▶ PROBLEM STATEMENT: Only lines with the string "nPolygons" matter here; gather them from the material below.

▶ MATERIAL FOR THIS TASK:
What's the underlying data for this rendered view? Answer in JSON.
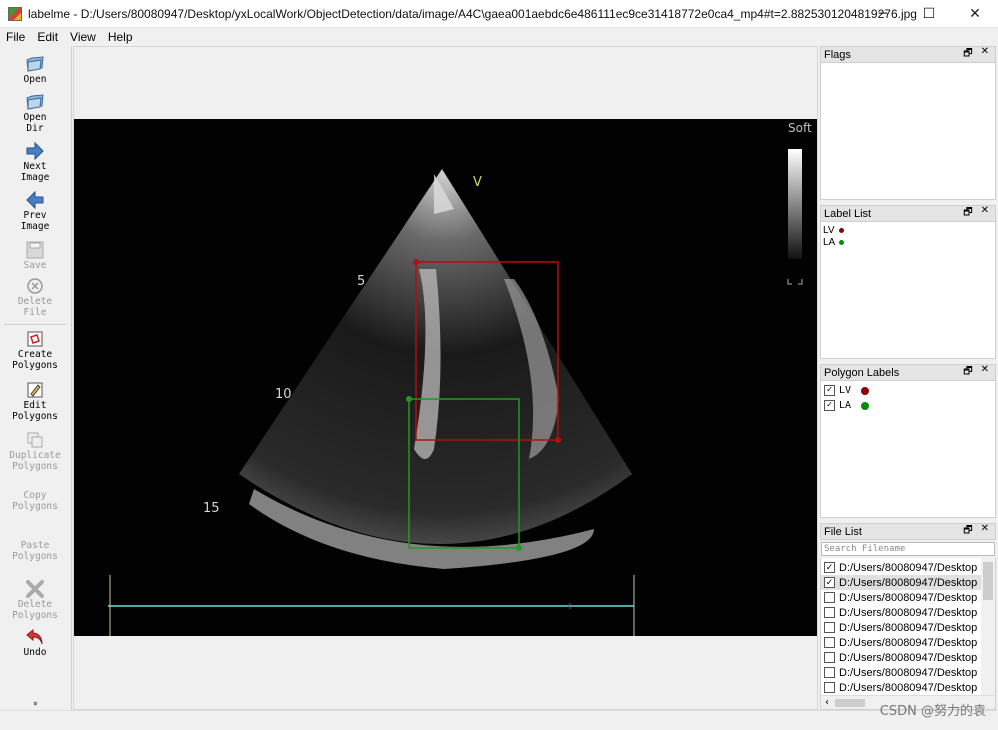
{
  "window": {
    "title": "labelme - D:/Users/80080947/Desktop/yxLocalWork/ObjectDetection/data/image/A4C\\gaea001aebdc6e486111ec9ce31418772e0ca4_mp4#t=2.8825301204819276.jpg",
    "minimize": "─",
    "maximize": "☐",
    "close": "✕"
  },
  "menu": [
    "File",
    "Edit",
    "View",
    "Help"
  ],
  "toolbar": {
    "open": "Open",
    "open_dir": "Open\nDir",
    "next_image": "Next\nImage",
    "prev_image": "Prev\nImage",
    "save": "Save",
    "delete_file": "Delete\nFile",
    "create_polygons": "Create\nPolygons",
    "edit_polygons": "Edit\nPolygons",
    "duplicate_polygons": "Duplicate\nPolygons",
    "copy_polygons": "Copy\nPolygons",
    "paste_polygons": "Paste\nPolygons",
    "delete_polygons": "Delete\nPolygons",
    "undo": "Undo",
    "more": "»"
  },
  "image": {
    "soft_label": "Soft",
    "v_label": "V",
    "depth_5": "5",
    "depth_10": "10",
    "depth_15": "15",
    "depth_marks": [
      "5",
      "10",
      "15"
    ]
  },
  "annotations": [
    {
      "label": "LV",
      "color": "#b01010"
    },
    {
      "label": "LA",
      "color": "#1f9a1f"
    }
  ],
  "docks": {
    "flags": {
      "title": "Flags",
      "float_icon": "🗗",
      "close_icon": "✕"
    },
    "label_list": {
      "title": "Label List",
      "items": [
        {
          "label": "LV",
          "color": "#8b0000"
        },
        {
          "label": "LA",
          "color": "#0a8a0a"
        }
      ]
    },
    "polygon_labels": {
      "title": "Polygon Labels",
      "items": [
        {
          "label": "LV",
          "color": "#8b0000",
          "checked": true
        },
        {
          "label": "LA",
          "color": "#0a8a0a",
          "checked": true
        }
      ]
    },
    "file_list": {
      "title": "File List",
      "search_placeholder": "Search Filename",
      "files": [
        {
          "name": "D:/Users/80080947/Desktop",
          "checked": true
        },
        {
          "name": "D:/Users/80080947/Desktop",
          "checked": true,
          "selected": true
        },
        {
          "name": "D:/Users/80080947/Desktop",
          "checked": false
        },
        {
          "name": "D:/Users/80080947/Desktop",
          "checked": false
        },
        {
          "name": "D:/Users/80080947/Desktop",
          "checked": false
        },
        {
          "name": "D:/Users/80080947/Desktop",
          "checked": false
        },
        {
          "name": "D:/Users/80080947/Desktop",
          "checked": false
        },
        {
          "name": "D:/Users/80080947/Desktop",
          "checked": false
        },
        {
          "name": "D:/Users/80080947/Desktop",
          "checked": false
        }
      ]
    }
  },
  "watermark": "CSDN @努力的袁"
}
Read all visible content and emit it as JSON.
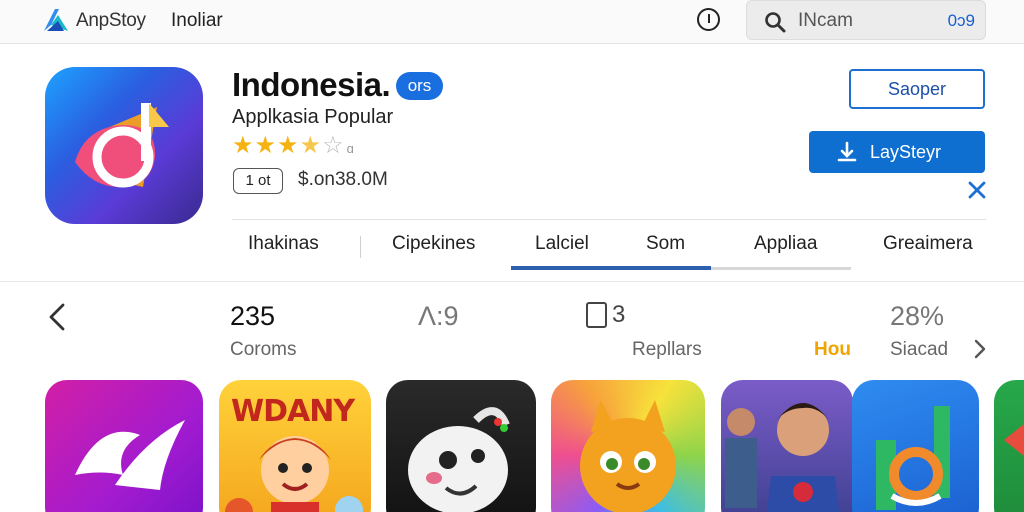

▶ WRITTEN SOLUTION:
    "create_polygons": "Create\nPolygons",
    "edit_polygons": "Edit\nPolygons",
    "duplicate_polygons": "Duplicate\nPolygons",
    "copy_polygons": "Copy\nPolygons",
    "paste_polygons": "Paste\nPolygons",
    "delete_polygons": "Delete\nPolygons",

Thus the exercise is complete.